A wider public could be more involved in discussions on prenatal diagnosis and other complex ethical issues with the help of citizen conferences and new media.

“Prenatal diagnosis raises questions about the unborn life, attitudes towards the disabled, individual choice and the limits of medicine. It is a moral and political issue that affects many people and causes strong feelings”, says Cornelis Dekker who recently published his Judging in the Public Realm thesis at the Department of Technology and Social Change at Linköping University.

Prenatal diagnosis is performed in early pregnancy to detect certain birth defects and illnesses caused for example by chromosomal changes. In the event of such a diagnosis a parent-to-be may choose to terminate the pregnancy through abortion. 350 such abortions took place in Sweden in 2004.

Cornelis Dekker believes there is every reason to discuss ethical issues surrounding prenatal diagnosis, in an open dialogue involving both the public and experts.
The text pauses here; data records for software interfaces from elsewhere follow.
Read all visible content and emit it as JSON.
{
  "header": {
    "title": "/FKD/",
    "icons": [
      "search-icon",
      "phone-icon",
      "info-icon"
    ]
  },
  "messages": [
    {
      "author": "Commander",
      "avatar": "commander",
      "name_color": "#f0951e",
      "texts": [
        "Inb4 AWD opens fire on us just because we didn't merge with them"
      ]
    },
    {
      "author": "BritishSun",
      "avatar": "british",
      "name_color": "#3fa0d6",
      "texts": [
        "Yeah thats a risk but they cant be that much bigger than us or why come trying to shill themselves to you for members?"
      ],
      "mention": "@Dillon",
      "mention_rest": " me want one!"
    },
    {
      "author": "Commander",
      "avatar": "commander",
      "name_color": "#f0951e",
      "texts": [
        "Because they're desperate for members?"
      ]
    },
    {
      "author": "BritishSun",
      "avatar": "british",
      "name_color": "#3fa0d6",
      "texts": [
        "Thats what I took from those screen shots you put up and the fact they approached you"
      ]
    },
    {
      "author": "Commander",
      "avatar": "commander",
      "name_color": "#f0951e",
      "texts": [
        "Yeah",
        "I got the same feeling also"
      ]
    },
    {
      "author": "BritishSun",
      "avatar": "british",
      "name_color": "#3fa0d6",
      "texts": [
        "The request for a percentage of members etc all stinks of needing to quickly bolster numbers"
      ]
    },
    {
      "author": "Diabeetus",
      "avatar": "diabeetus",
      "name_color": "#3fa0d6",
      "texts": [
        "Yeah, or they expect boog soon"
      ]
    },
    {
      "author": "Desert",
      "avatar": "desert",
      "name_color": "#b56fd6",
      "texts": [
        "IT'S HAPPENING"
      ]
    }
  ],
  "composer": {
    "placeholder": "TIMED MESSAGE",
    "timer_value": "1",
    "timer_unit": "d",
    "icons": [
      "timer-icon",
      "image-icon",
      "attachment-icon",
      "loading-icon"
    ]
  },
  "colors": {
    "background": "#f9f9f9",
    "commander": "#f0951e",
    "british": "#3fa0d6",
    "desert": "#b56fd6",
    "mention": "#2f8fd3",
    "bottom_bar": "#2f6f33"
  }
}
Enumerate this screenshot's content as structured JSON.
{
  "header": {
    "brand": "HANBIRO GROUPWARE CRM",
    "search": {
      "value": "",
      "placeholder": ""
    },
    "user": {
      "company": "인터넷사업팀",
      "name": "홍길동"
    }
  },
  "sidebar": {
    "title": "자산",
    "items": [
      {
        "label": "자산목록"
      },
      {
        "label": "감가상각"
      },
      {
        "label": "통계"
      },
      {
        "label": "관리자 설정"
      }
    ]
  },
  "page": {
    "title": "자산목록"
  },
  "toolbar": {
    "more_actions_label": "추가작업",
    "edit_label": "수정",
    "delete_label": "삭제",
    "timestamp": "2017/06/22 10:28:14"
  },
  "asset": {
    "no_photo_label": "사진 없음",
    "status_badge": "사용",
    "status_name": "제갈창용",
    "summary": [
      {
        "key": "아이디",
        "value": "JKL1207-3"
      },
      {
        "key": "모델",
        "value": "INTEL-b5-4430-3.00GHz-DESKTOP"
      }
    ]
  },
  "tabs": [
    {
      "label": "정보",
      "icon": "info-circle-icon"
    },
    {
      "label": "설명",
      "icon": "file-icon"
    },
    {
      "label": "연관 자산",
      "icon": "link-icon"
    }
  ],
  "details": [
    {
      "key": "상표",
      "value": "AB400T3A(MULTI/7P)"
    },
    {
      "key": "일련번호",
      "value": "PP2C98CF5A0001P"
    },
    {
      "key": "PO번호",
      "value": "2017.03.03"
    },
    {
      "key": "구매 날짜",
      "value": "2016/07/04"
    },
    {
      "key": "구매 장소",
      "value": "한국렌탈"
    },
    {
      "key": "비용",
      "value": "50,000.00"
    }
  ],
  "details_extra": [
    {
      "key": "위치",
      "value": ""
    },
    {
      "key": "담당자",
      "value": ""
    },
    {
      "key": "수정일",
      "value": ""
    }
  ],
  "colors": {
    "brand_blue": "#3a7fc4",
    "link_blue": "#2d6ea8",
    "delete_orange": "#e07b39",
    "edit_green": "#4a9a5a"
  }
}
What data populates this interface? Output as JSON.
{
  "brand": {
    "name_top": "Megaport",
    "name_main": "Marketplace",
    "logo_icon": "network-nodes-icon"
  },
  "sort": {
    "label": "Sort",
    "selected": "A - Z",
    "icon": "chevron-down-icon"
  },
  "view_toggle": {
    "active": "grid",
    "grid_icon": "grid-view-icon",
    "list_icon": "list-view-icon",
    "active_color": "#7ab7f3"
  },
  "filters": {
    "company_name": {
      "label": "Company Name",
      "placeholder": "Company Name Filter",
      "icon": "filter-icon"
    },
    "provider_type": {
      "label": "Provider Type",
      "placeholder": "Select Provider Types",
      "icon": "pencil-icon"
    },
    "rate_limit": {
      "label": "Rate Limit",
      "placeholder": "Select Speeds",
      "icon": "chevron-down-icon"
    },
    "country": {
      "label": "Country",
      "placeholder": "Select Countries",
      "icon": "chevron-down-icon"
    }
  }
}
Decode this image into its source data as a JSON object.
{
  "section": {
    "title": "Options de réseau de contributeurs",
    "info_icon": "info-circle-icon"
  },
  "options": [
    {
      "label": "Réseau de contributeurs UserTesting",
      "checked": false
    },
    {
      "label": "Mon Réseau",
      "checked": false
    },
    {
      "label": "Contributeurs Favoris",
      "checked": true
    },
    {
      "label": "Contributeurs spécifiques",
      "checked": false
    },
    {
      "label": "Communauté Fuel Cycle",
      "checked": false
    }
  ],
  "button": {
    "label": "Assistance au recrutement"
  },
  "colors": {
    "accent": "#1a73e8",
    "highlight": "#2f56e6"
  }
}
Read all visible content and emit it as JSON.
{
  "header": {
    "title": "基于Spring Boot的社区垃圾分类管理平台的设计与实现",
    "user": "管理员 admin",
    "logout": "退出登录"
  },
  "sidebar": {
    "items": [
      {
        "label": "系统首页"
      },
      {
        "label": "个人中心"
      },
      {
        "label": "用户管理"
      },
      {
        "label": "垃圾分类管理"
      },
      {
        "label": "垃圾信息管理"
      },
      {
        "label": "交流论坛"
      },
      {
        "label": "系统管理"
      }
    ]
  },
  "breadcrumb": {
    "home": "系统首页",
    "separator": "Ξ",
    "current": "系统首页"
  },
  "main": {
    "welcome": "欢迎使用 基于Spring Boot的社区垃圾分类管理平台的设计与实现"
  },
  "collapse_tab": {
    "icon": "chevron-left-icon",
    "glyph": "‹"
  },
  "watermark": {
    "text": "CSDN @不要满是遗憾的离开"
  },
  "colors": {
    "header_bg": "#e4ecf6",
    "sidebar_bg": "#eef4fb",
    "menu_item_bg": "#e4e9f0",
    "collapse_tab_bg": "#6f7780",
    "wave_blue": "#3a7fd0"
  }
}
This could create an understanding of different positions, lead to more diverse influences over how the issue is handled and a greater legitimacy of the decisions taken.

In his thesis Cornelis Dekker studied the public discourse on prenatal diagnosis in the Netherlands and Sweden between 1989 and 2006. He notes that the discussion was dominated by experts in both countries and the difficulty in engaging the traditional media.

Layman conferences or consultations were held in the Netherlands to involve the public in difficult ethical issues, such as stem cell research.

“Consultations such as these, with their focus on layman terms, could be created to discuss prenatal diagnosis. Sweden does not have the same tradition of involving lay people in debates but Internet sites for comment and debate, such as newsmill.se, could be used to perform a similar function”, says Cornelis Dekker.

The debate on prenatal diagnosis was also more animated in the Netherlands than in Sweden.

“The Dutch authorities' recommendations were clearer than in Sweden and therefore sparked more debate”, says Cornelis Dekker.

Different aspects were highlighted in the debates in the two countries. In Sweden, much of the focus was on the human dignity of the foetus and the life oneself would like to live, whilst the protection of human life was an important argument in the Dutch debate. The Dutch have also to a greater extent viewed prenatal diagnosis as a medicalisation of pregnancy.

To analyse the debate Cornelis Dekker based his questioning in the philosopher Immanuel Kant's theory of the principles underlying the faculty of judgement.

Conrnelis Dekker continues, “Kant is very helpful as he also understands the other's perspective. Moreover, he invites us to assess whether our reasons are good reasons and to follow the principles applicable to all.”

The thesis was presented 27 March 2009 at Linköping University.

Therese Winder 2009-04-22

Page manager: therese.winder@liu.se
Last updated: 2009-06-03